Judge Lyle disagreed. “The grant of transactional immunity is designed to obtain the truth by assuring the witness that he or she will not be prosecuted for the crime at issue in the principal criminal case,” he said in the Daily News-Miner report. “Furthermore, the grant of immunity comes with a threat of criminal action for perjury if the witness lies.”
On October 26, Bachman called as a witness a taxi cab driver who testified she saw what she believed to be four men together – she identified two of them as Pease and Roberts – in a blue two-door car near the location of the assault. But other witnesses place the men at different places that evening. And Roberts, the only one of the four with a car that night, drove a beige four-door.
ICTMN FAIRBANKS FOUR COVERAGE
October 19, 2015: Alaska’s Reluctant Pursuit of Justice: The Fairbanks Four
October 6, 2015: ‘Fairbanks Four’ Seek Truth, Freedom As Evidentiary Hearing Begins
October 23, 2014: Evidentiary Hearing Scheduled November 10 in Fairbanks Four Case

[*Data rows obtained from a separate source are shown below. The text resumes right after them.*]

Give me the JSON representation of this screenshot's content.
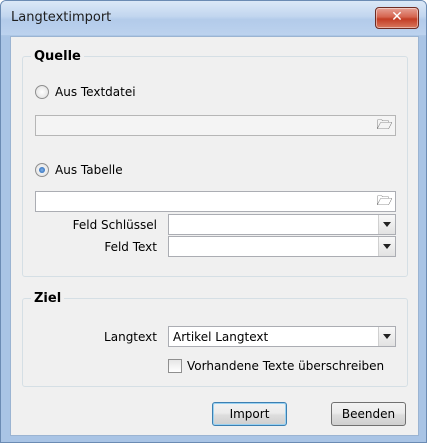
{
  "window": {
    "title": "Langtextimport",
    "close_label": "✕"
  },
  "quelle": {
    "legend": "Quelle",
    "option_textdatei": "Aus Textdatei",
    "option_tabelle": "Aus Tabelle",
    "textdatei_path": "",
    "tabelle_path": "",
    "feld_schluessel_label": "Feld Schlüssel",
    "feld_schluessel_value": "",
    "feld_text_label": "Feld Text",
    "feld_text_value": "",
    "selected_option": "Aus Tabelle"
  },
  "ziel": {
    "legend": "Ziel",
    "langtext_label": "Langtext",
    "langtext_value": "Artikel Langtext",
    "overwrite_label": "Vorhandene Texte überschreiben",
    "overwrite_checked": false
  },
  "buttons": {
    "import": "Import",
    "beenden": "Beenden"
  },
  "icons": {
    "browse": "folder-open-icon",
    "dropdown": "chevron-down-icon",
    "close": "close-icon"
  }
}
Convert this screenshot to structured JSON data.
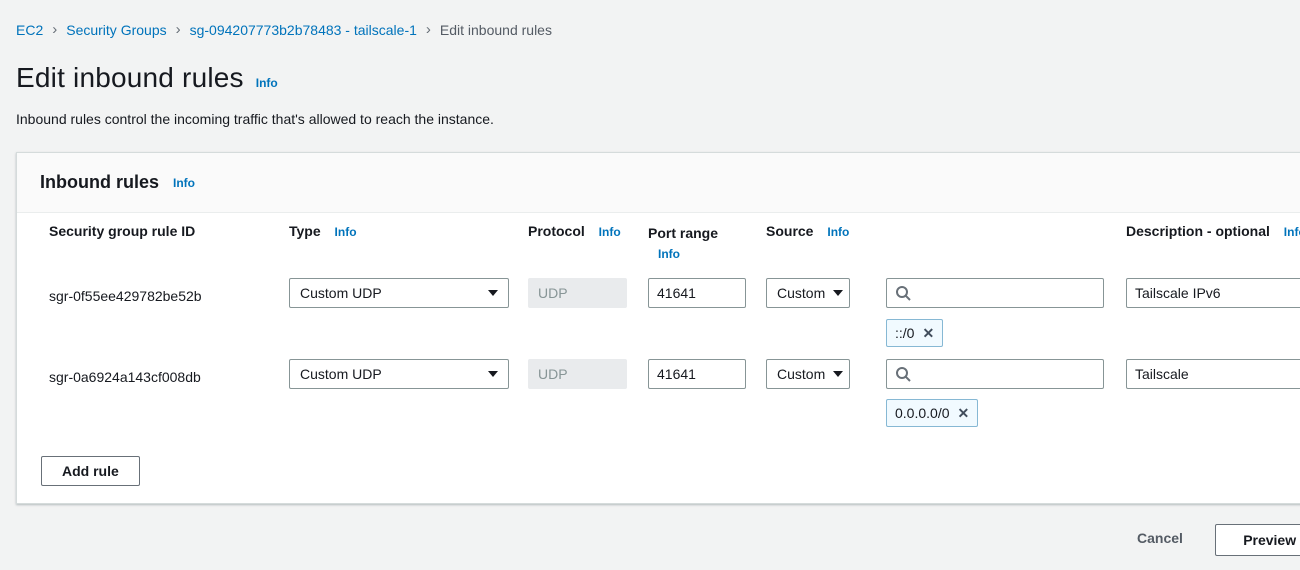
{
  "breadcrumb": {
    "separator": "›",
    "items": [
      {
        "label": "EC2"
      },
      {
        "label": "Security Groups"
      },
      {
        "label": "sg-094207773b2b78483 - tailscale-1"
      },
      {
        "label": "Edit inbound rules"
      }
    ]
  },
  "page": {
    "title": "Edit inbound rules",
    "info_label": "Info",
    "description": "Inbound rules control the incoming traffic that's allowed to reach the instance."
  },
  "panel": {
    "title": "Inbound rules",
    "info_label": "Info"
  },
  "table": {
    "headers": {
      "rule_id": "Security group rule ID",
      "type": "Type",
      "protocol": "Protocol",
      "port_range": "Port range",
      "source": "Source",
      "description": "Description - optional",
      "info_label": "Info"
    }
  },
  "rules": [
    {
      "id": "sgr-0f55ee429782be52b",
      "type": "Custom UDP",
      "protocol": "UDP",
      "port_range": "41641",
      "source_type": "Custom",
      "source_token": "::/0",
      "description": "Tailscale IPv6"
    },
    {
      "id": "sgr-0a6924a143cf008db",
      "type": "Custom UDP",
      "protocol": "UDP",
      "port_range": "41641",
      "source_type": "Custom",
      "source_token": "0.0.0.0/0",
      "description": "Tailscale"
    }
  ],
  "actions": {
    "add_rule": "Add rule",
    "cancel": "Cancel",
    "preview": "Preview changes"
  },
  "colors": {
    "link_blue": "#0073bb",
    "text": "#16191f",
    "page_bg": "#f2f3f3",
    "token_bg": "#f1faff",
    "token_border": "#86b8d4"
  }
}
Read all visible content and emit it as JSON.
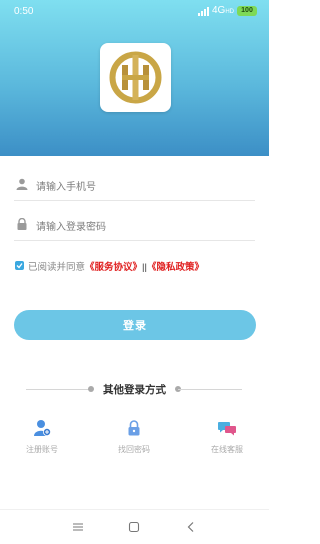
{
  "status_bar": {
    "time": "0:50",
    "network": "4G",
    "network_suffix": "HD",
    "battery": "100"
  },
  "logo": {
    "name": "app-logo",
    "colors": {
      "gold": "#c9a646",
      "gold_dark": "#a8842c"
    }
  },
  "form": {
    "phone_placeholder": "请输入手机号",
    "password_placeholder": "请输入登录密码"
  },
  "agreement": {
    "checked": true,
    "prefix": "已阅读并同意",
    "service_link": "《服务协议》",
    "separator": "||",
    "privacy_link": "《隐私政策》"
  },
  "login_button": {
    "label": "登录"
  },
  "other_login": {
    "title": "其他登录方式",
    "options": [
      {
        "label": "注册账号",
        "icon": "register-user-icon"
      },
      {
        "label": "找回密码",
        "icon": "lock-icon"
      },
      {
        "label": "在线客服",
        "icon": "chat-bubbles-icon"
      }
    ]
  },
  "nav_bar": {
    "icons": [
      "menu-icon",
      "home-square-icon",
      "back-chevron-icon"
    ]
  },
  "colors": {
    "accent": "#6cc6e6",
    "link_red": "#e02020",
    "checkbox": "#3aa8e0"
  }
}
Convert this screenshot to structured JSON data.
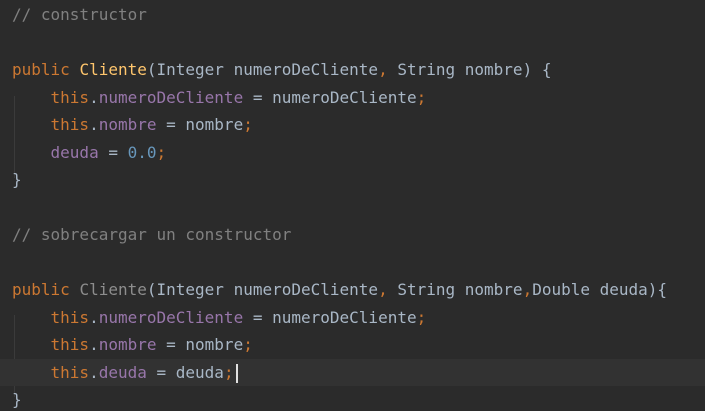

December 5, 2013: 7 Questions With Adrienne Bachman, Fairbanks Four Reviewing Prosecutor
November 17, 2013: Set Them Free? Senator Calls for Swift Review of Fairbanks Four Case
November 8, 2013: New Hope for the ‘Fairbanks Four’